Private businesses are expected to be stronger in the 2014/15 financial year, after they went through a dismal period over the last 12 months, EmmanuelTumusiime-Mutebile, the Bank of Uganda governor, has said.
Presenting the June monetary policy statement at BOU offices last week, Mutebile said the private sector had started to borrow more.
"Credit growth for the private sector has picked up a little and is expected to increase over the remaining part of this year and next two years," he said.
"Growth in economic activity is expected to pick up gradually but it is likely to take some time before the economy returns to the historical growth trajectory of seven per cent."
BOU forecasts a reduction in inflation. The central bank eased the central bank rate (CBR) to 11 per cent amidst renewed confidence in the economy. It was the first time BOU was changing the CBR, which influences interest rates in the market, since December.
Government's domestic borrowing, according to Dr Adam Mugume, BOU executive director for research, is likely to be lower than it was in financial yea 2013/14. Government borrowed Shs 1.7tn, far higher than the anticipated Shs 1.1tn at the beginning of the fiscal year.
"Government borrowed a lot to cover up for the revenue shortfall.

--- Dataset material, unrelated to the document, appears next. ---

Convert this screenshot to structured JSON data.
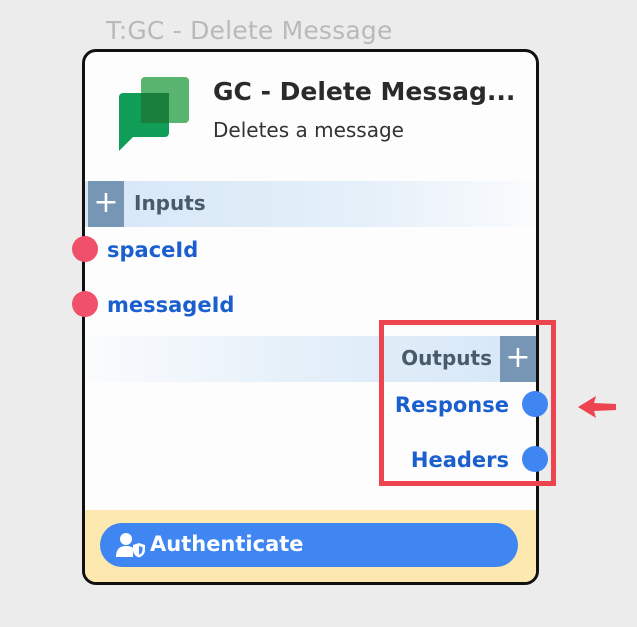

We want this to be less so as not to crowd out private sector borrowing," Mugume said.
Uganda revenue authority is expected to register a shortfall of Shs 400bn. The key uncertainty, BOU said, was that it expected a further drop in exports, mainly due to a crisis in South Sudan.
Nonetheless, BOU projects a growth of 6-7 per cent for the 2014/15 financial year.